Google has also been giving Slack and Zoom a run for their money by devoting vast resources, post-COVID, to consolidating its confusing mix of different video chat and IM apps, combining many internal teams to emerge with two answers to Slack and Zoom: Chat and Meet. In many ways, the same pros and cons apply to the Chat vs. Slack and Meet vs. Zoom battle as you’ll find in the Microsoft Teams comparisons above.

Google may try to operate like a collection of startups, but it has always had a hard time focusing on competitive products in this space, and highly-focused companies like Zoom and Slack have been schooling them for years. Granted, Google has a lot more motivation now, but they have a lot of catching up to do and they may not have the long-term focus of Microsoft, Zoom, or Slack have in this area. That said, like many Google apps, the user interface of these services are user-friendly, and recent updates have made big improvements. 

If your organization relies on G Suite for email and calendars, you’ll appreciate the integrations—you may have already noticed prompts sprinkled in Gmail and Google Calendar to entice you to use Meet.

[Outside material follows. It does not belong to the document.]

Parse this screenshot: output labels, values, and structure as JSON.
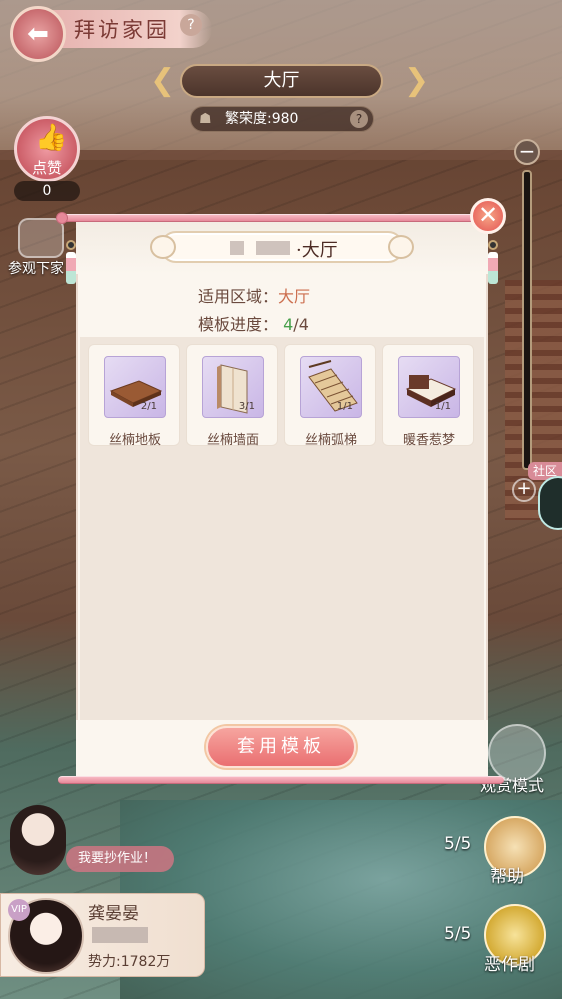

Even better for the many people who use Gmail for their personal email, these tools have recently become available outside of G Suite, which may soon attract a significant number of people who now rely on Zoom to connect with friends and family.

Finally, there are important issues of security and privacy. While Slack has a good track record, Zoom has found itself in hot water recently (see our recent post). Microsoft and Google are no strangers to these issues, so there are currently fewer security concerns around Teams and Meet, and the more cautious pace of the tech behemoths’ feature releases are probably an asset in this area (while being a liability in the speed of improvements).

Whether your organization has invested in Microsoft or Google for basic cloud services (the vast majority of businesses have one or the other), you’ll probably get more bang for your buck sticking with their built-in collaboration apps as long as you’re willing to forego a few bells, whistles, and the feeling of belonging that comes with using the same tools that appear daily in the memes in your social media feed. If you’re interested in more details about using Microsoft’s Teams or Google’s Chat/Meet to save money, improve security, cut down on system sprawl, or just show your willingness to buck the trends, Kinetix can help. To find out how email us at or use our Contact form.